Verrian said nothing, but he reflected with a sort of gloomy amusement how impossible it was for any woman, even a woman so wide-minded and high-principled as his mother, to escape the personal view of all things and all persons which women take. He tacitly noted the fact, as the novelist notes whatever happens or appears to him, but he let the occasion drop out of his mind as soon as he could after it had dropped out of his talk.
The night when the last number of his story came to them in the magazine, and was already announced as a book, he sat up with his mother celebrating, as he said, and exulting in the future as well as the past. They had a little supper, which she cooked for him in a chafing-dish, in the dining-room of the tiny apartment where they lived together, and she made some coffee afterwards, to carry off the effect of the Newburg lobster. Perhaps because there was nothing to carry off the effect of the coffee, he heard her, through the partition of their rooms, stirring restlessly after he had gone to bed, and a little later she came to his door, which she set ajar, to ask, "Are you awake, Philip?"
"You seem to be, mother," he answered, with an amusement at her question which seemed not to have imparted itself to her when she came in and stood beside his bed in her dressing-gown.

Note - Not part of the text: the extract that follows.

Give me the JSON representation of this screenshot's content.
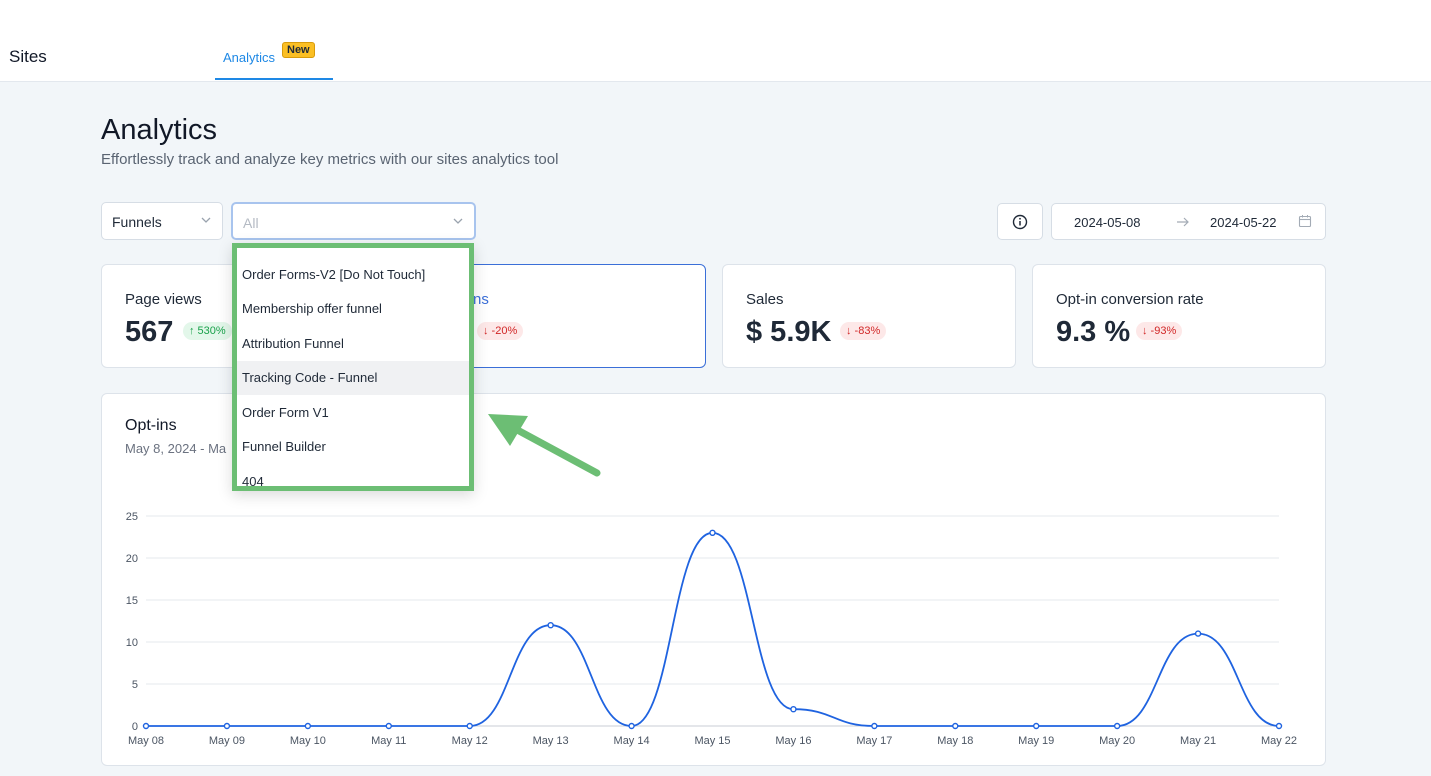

"You don't think we have judged her too harshly, Philip?"
"Do you, mother?"
"No, I think we couldn't be too severe in a thing like that. She probably thought you were like some of the other story-writers; she couldn't feel differences, shades. She pretended to be taken with the circumstances of your work, but she had to do that if she wanted to fool you. Well, she has got her come-uppings, as she would probably say."
Verrian replied, thoughtfully, "She didn't strike me as a country person—at least, in her first letter."
"Then you still think she didn't write both?"
"If she did, she was trying her hand in a personality she had invented."
"Girls are very strange," his mother sighed. "They like excitement, adventure. It's very dull in those little places. I shouldn't wish you to think any harm of the poor thing."
"Poor thing? Why this magnanimous compassion, mother?"
"Oh, nothing. But I know how I was myself when I was a girl. I used almost to die of hunger for something to happen. Can you remember just what you said in your letter?"
Verrian laughed. "NO, I can't. But I don't believe I said half enough. You're nervous, mother."
"Yes, I am. But don't you get to worrying. I merely got to thinking how I should hate to have anybody's unhappiness mixed up with this happiness of ours. I do so want your pleasure in your success to be pure, not tainted with the pain of any human creature."
Verrian answered with light cynicism: "It will be tainted with the pain of the fellows who don't like me, or who haven't succeeded, and they'll take care to let me share their pain if ever they can. But if you mean that merry maiden up country, she's probably thinking, if she thinks about it at all, that she's the luckiest girl in the United States to have got out of an awful scrape so easily. At the worst, I only had fun with her in my letter. Probably she sees that she has nothing to grieve for but her own break."
"No, and you did just as you should have done; and I am glad you don't feel bitterly about it. You don't, do you?"
"Not the least."
His mother stooped over and kissed him where he lay smiling. "Well, that's good. After all, it's you I cared for. Now I can say good-night." But she lingered to tuck him in a little, from the persistence of the mother habit. "I wish you may never do anything that you will be sorry for."
"Well, I won't—if it's a good action."
They laughed together, and she left the room, still looking back to see if there was anything more she could do for him, while he lay smiling, intelligently for what she was thinking, and patiently for what she was doing.